DEPOSITIONAL SETTING AND PALEOECOLOGICAL SIGNIFICANCE OF A NEW SAUROPOD BONEBED IN THE JAVELINA FORMATION (CRETACEOUS) OF BIG BEND NATIONAL PARK, TEXAS
Alamosaurus is the only taxon recorded from this site. Based on the number of femora, there are at least three individuals represented. Comparison of limb element length of specimens from this site with those of adults shows these juveniles are approximately 50%-60% adult size, or approximately 10 to 13 meters long. Outcrop pattern is poor in this area but the current stratigraphic approximation is that this site is 60 meters above the contact with the underlying Aguja Formation.
The site of deposition is an approximately 67 million -year-old lake bed. Abundant charophyte fossils indicate deposition in shallow, relatively clear, alkaline waters. The lake bottom was fine mud. Bones are dispersed through a two meter interval but are concentrated along the base of the unit. Many limb bones have high angle plunges that in some extreme instances approach vertical.
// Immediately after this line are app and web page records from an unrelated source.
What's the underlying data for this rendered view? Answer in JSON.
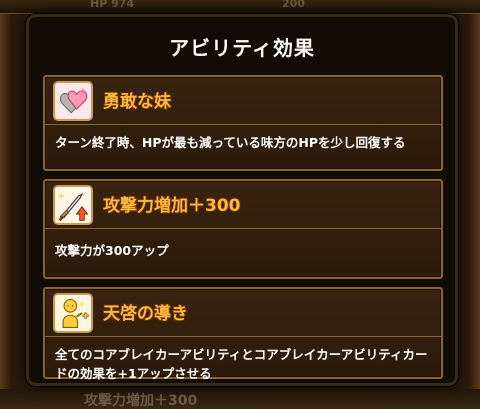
{
  "background": {
    "top_left_text": "HP 974",
    "top_right_text": "200",
    "bottom_text": "攻撃力増加＋300"
  },
  "dialog": {
    "title": "アビリティ効果",
    "abilities": [
      {
        "name": "勇敢な妹",
        "icon": "heart-icon",
        "description": "ターン終了時、HPが最も減っている味方のHPを少し回復する"
      },
      {
        "name": "攻撃力増加＋300",
        "icon": "sword-attack-up-icon",
        "description": "攻撃力が300アップ"
      },
      {
        "name": "天啓の導き",
        "icon": "guide-figure-icon",
        "description": "全てのコアブレイカーアビリティとコアブレイカーアビリティカードの効果を+1アップさせる"
      }
    ]
  },
  "colors": {
    "name_gold": "#ffb83a",
    "card_border": "#8a6330",
    "dialog_bg": "#120b06"
  }
}
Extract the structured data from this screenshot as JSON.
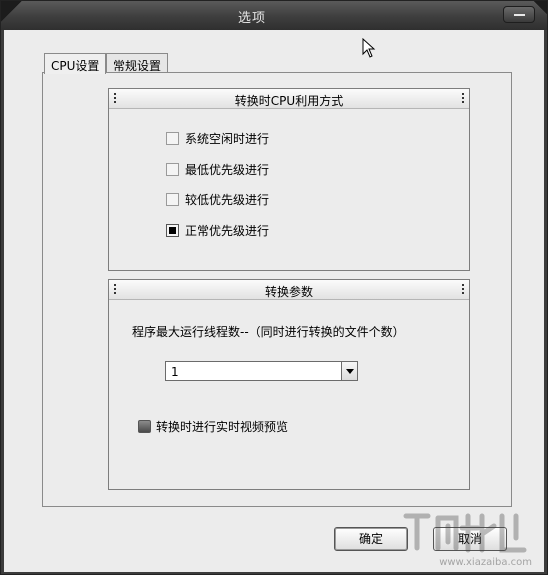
{
  "window": {
    "title": "选项"
  },
  "tabs": [
    {
      "label": "CPU设置",
      "active": true
    },
    {
      "label": "常规设置",
      "active": false
    }
  ],
  "cpu_group": {
    "title": "转换时CPU利用方式",
    "options": [
      {
        "label": "系统空闲时进行",
        "selected": false
      },
      {
        "label": "最低优先级进行",
        "selected": false
      },
      {
        "label": "较低优先级进行",
        "selected": false
      },
      {
        "label": "正常优先级进行",
        "selected": true
      }
    ]
  },
  "param_group": {
    "title": "转换参数",
    "thread_label": "程序最大运行线程数--（同时进行转换的文件个数）",
    "thread_value": "1",
    "preview_label": "转换时进行实时视频预览",
    "preview_checked": false
  },
  "buttons": {
    "ok": "确定",
    "cancel": "取消"
  },
  "watermark": {
    "text": "www.xiazaiba.com"
  },
  "colors": {
    "titlebar": "#3e3e3e",
    "client": "#ececec"
  }
}
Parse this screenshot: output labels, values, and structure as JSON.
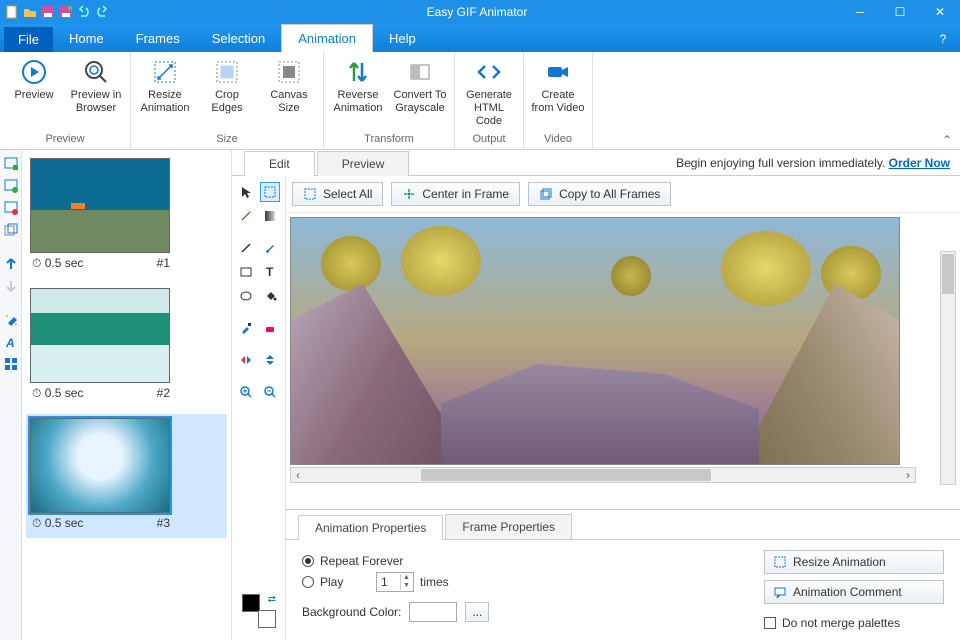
{
  "app": {
    "title": "Easy GIF Animator"
  },
  "tabs": {
    "file": "File",
    "home": "Home",
    "frames": "Frames",
    "selection": "Selection",
    "animation": "Animation",
    "help": "Help"
  },
  "ribbon": {
    "preview": {
      "title": "Preview",
      "preview": "Preview",
      "browser": "Preview in\nBrowser"
    },
    "size": {
      "title": "Size",
      "resize": "Resize\nAnimation",
      "crop": "Crop\nEdges",
      "canvas": "Canvas\nSize"
    },
    "transform": {
      "title": "Transform",
      "reverse": "Reverse\nAnimation",
      "grayscale": "Convert To\nGrayscale"
    },
    "output": {
      "title": "Output",
      "html": "Generate\nHTML Code"
    },
    "video": {
      "title": "Video",
      "create": "Create\nfrom Video"
    }
  },
  "promo": {
    "text": "Begin enjoying full version immediately. ",
    "link": "Order Now"
  },
  "editor": {
    "tabs": {
      "edit": "Edit",
      "preview": "Preview"
    },
    "toolbar": {
      "selectAll": "Select All",
      "center": "Center in Frame",
      "copyAll": "Copy to All Frames"
    }
  },
  "frames": [
    {
      "duration": "0.5 sec",
      "index": "#1"
    },
    {
      "duration": "0.5 sec",
      "index": "#2"
    },
    {
      "duration": "0.5 sec",
      "index": "#3"
    }
  ],
  "props": {
    "tabs": {
      "anim": "Animation Properties",
      "frame": "Frame Properties"
    },
    "repeatForever": "Repeat Forever",
    "play": "Play",
    "playValue": "1",
    "times": "times",
    "bgcolor": "Background Color:",
    "resizeBtn": "Resize Animation",
    "commentBtn": "Animation Comment",
    "noMerge": "Do not merge palettes"
  },
  "clock": "⏱"
}
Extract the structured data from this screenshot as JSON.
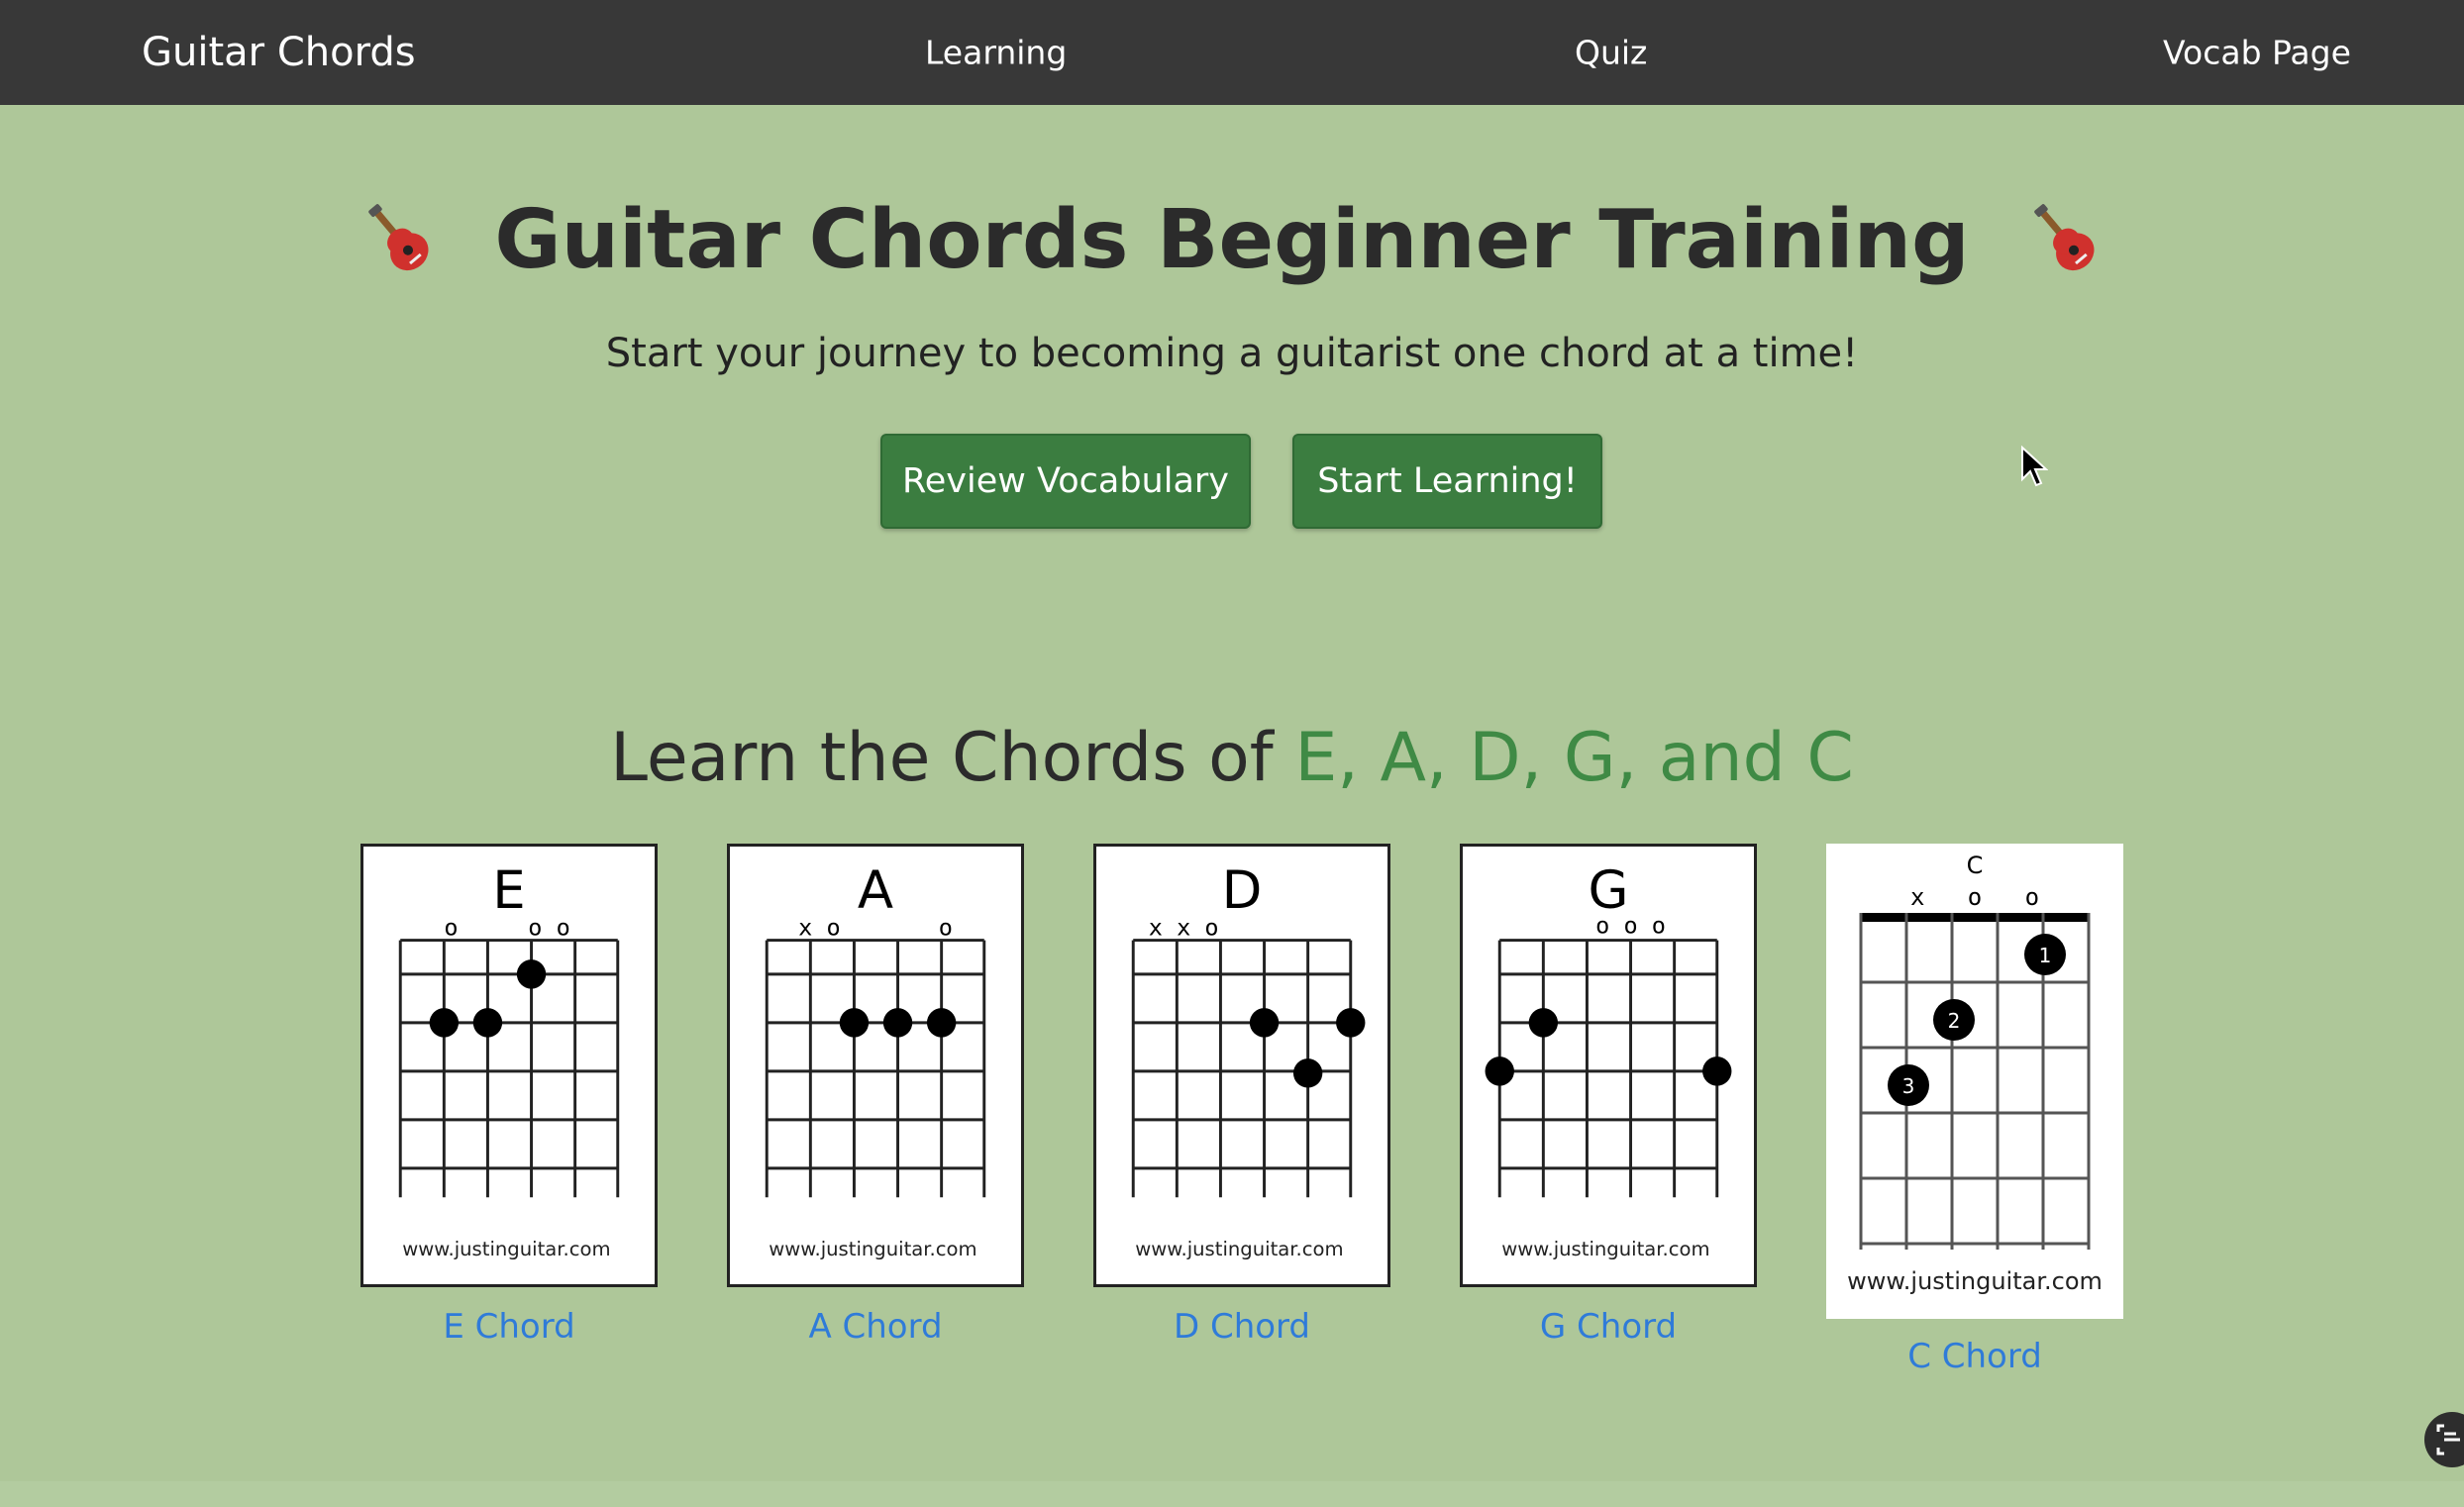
{
  "nav": {
    "brand": "Guitar Chords",
    "links": [
      "Learning",
      "Quiz",
      "Vocab Page"
    ]
  },
  "hero": {
    "title": "Guitar Chords Beginner Training",
    "subtitle": "Start your journey to becoming a guitarist one chord at a time!",
    "buttons": {
      "vocab": "Review Vocabulary",
      "learn": "Start Learning!"
    }
  },
  "section": {
    "title_prefix": "Learn the Chords of ",
    "title_highlight": "E, A, D, G, and C"
  },
  "chords": [
    {
      "name": "E",
      "caption": "E Chord",
      "markers": "o     o o",
      "credit": "www.justinguitar.com"
    },
    {
      "name": "A",
      "caption": "A Chord",
      "markers": "x o       o",
      "credit": "www.justinguitar.com"
    },
    {
      "name": "D",
      "caption": "D Chord",
      "markers": "x x o",
      "credit": "www.justinguitar.com"
    },
    {
      "name": "G",
      "caption": "G Chord",
      "markers": "o o o",
      "credit": "www.justinguitar.com"
    },
    {
      "name": "C",
      "caption": "C Chord",
      "markers": "x   o   o",
      "credit": "www.justinguitar.com"
    }
  ],
  "colors": {
    "background": "#aec799",
    "nav": "#383838",
    "button": "#3b7d40",
    "highlight": "#3f8a45",
    "link": "#2f7bd9"
  }
}
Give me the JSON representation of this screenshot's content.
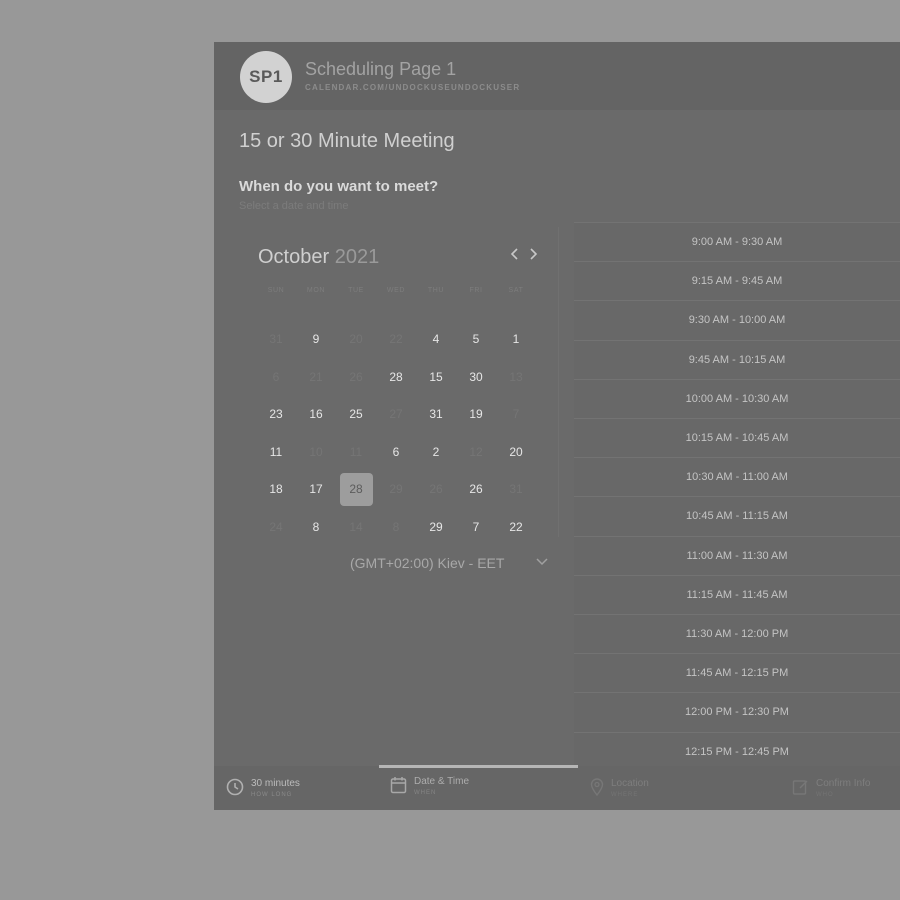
{
  "header": {
    "avatar": "SP1",
    "page_name": "Scheduling Page 1",
    "url": "CALENDAR.COM/UNDOCKUSEUNDOCKUSER"
  },
  "event": {
    "title": "15 or 30 Minute Meeting",
    "question": "When do you want to meet?",
    "subtitle": "Select a date and time"
  },
  "calendar": {
    "month": "October",
    "year": "2021",
    "weekdays": [
      "SUN",
      "MON",
      "TUE",
      "WED",
      "THU",
      "FRI",
      "SAT"
    ],
    "weeks": [
      [
        {
          "d": "31",
          "m": true
        },
        {
          "d": "9",
          "m": false
        },
        {
          "d": "20",
          "m": true
        },
        {
          "d": "22",
          "m": true
        },
        {
          "d": "4",
          "m": false
        },
        {
          "d": "5",
          "m": false
        },
        {
          "d": "1",
          "m": false
        }
      ],
      [
        {
          "d": "6",
          "m": true
        },
        {
          "d": "21",
          "m": true
        },
        {
          "d": "26",
          "m": true
        },
        {
          "d": "28",
          "m": false
        },
        {
          "d": "15",
          "m": false
        },
        {
          "d": "30",
          "m": false
        },
        {
          "d": "13",
          "m": true
        }
      ],
      [
        {
          "d": "23",
          "m": false
        },
        {
          "d": "16",
          "m": false
        },
        {
          "d": "25",
          "m": false
        },
        {
          "d": "27",
          "m": true
        },
        {
          "d": "31",
          "m": false
        },
        {
          "d": "19",
          "m": false
        },
        {
          "d": "7",
          "m": true
        }
      ],
      [
        {
          "d": "11",
          "m": false
        },
        {
          "d": "10",
          "m": true
        },
        {
          "d": "11",
          "m": true
        },
        {
          "d": "6",
          "m": false
        },
        {
          "d": "2",
          "m": false
        },
        {
          "d": "12",
          "m": true
        },
        {
          "d": "20",
          "m": false
        }
      ],
      [
        {
          "d": "18",
          "m": false
        },
        {
          "d": "17",
          "m": false
        },
        {
          "d": "28",
          "m": false,
          "s": true
        },
        {
          "d": "29",
          "m": true
        },
        {
          "d": "26",
          "m": true
        },
        {
          "d": "26",
          "m": false
        },
        {
          "d": "31",
          "m": true
        }
      ],
      [
        {
          "d": "24",
          "m": true
        },
        {
          "d": "8",
          "m": false
        },
        {
          "d": "14",
          "m": true
        },
        {
          "d": "8",
          "m": true
        },
        {
          "d": "29",
          "m": false
        },
        {
          "d": "7",
          "m": false
        },
        {
          "d": "22",
          "m": false
        }
      ]
    ],
    "timezone": "(GMT+02:00) Kiev - EET"
  },
  "slots": [
    "9:00 AM - 9:30 AM",
    "9:15 AM - 9:45 AM",
    "9:30 AM - 10:00 AM",
    "9:45 AM - 10:15 AM",
    "10:00 AM - 10:30 AM",
    "10:15 AM - 10:45 AM",
    "10:30 AM - 11:00 AM",
    "10:45 AM - 11:15 AM",
    "11:00 AM - 11:30 AM",
    "11:15 AM - 11:45 AM",
    "11:30 AM - 12:00 PM",
    "11:45 AM - 12:15 PM",
    "12:00 PM - 12:30 PM",
    "12:15 PM - 12:45 PM"
  ],
  "footer": {
    "steps": [
      {
        "label": "30 minutes",
        "sub": "HOW LONG",
        "icon": "clock-icon"
      },
      {
        "label": "Date & Time",
        "sub": "WHEN",
        "icon": "calendar-icon"
      },
      {
        "label": "Location",
        "sub": "WHERE",
        "icon": "location-pin-icon"
      },
      {
        "label": "Confirm Info",
        "sub": "WHO",
        "icon": "edit-icon"
      }
    ]
  },
  "colors": {
    "page_bg": "#989898",
    "panel_bg": "#6a6a6a",
    "selected_day_bg": "#9d9d9d"
  }
}
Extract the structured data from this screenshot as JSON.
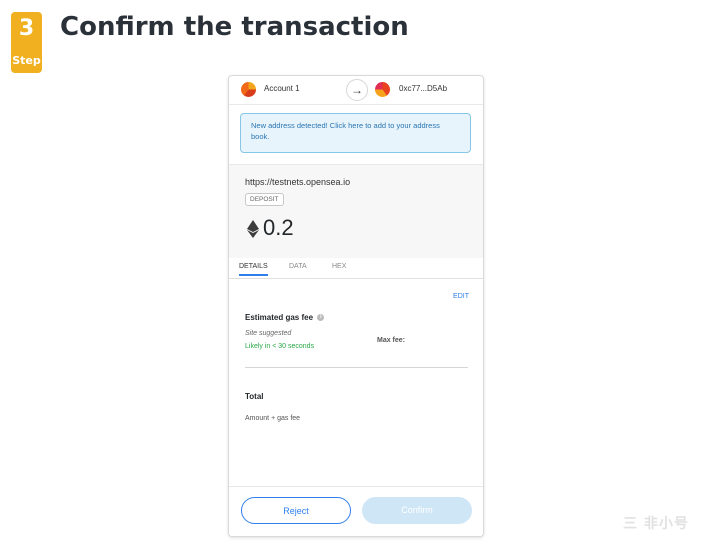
{
  "step": {
    "number": "3",
    "word": "Step",
    "color": "#f0b020"
  },
  "headline": "Confirm the transaction",
  "wallet": {
    "from_account": "Account 1",
    "to_address": "0xc77...D5Ab",
    "arrow_icon": "arrow-right-icon",
    "notice": "New address detected! Click here to add to your address book.",
    "origin": "https://testnets.opensea.io",
    "method_chip": "DEPOSIT",
    "amount": "0.2",
    "currency_icon": "eth-diamond-icon",
    "tabs": [
      {
        "label": "DETAILS",
        "active": true
      },
      {
        "label": "DATA",
        "active": false
      },
      {
        "label": "HEX",
        "active": false
      }
    ],
    "edit_label": "EDIT",
    "gas": {
      "title": "Estimated gas fee",
      "site_suggested": "Site suggested",
      "likely": "Likely in < 30 seconds",
      "max_fee": "Max fee:"
    },
    "total": {
      "title": "Total",
      "subtitle": "Amount + gas fee"
    },
    "buttons": {
      "reject": "Reject",
      "confirm": "Confirm"
    },
    "colors": {
      "accent": "#2f80ed",
      "success": "#28a745",
      "notice_bg": "#e8f4fb"
    }
  },
  "watermark": "三 非小号"
}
This bone orientation pattern, the contorted nature of the entombing sediments, and the suggestion of large sauropod footprints at the upper contact of the bone-bearing unit suggests that this site experienced bioturbation (dinoturbation) probably by adults sauropods.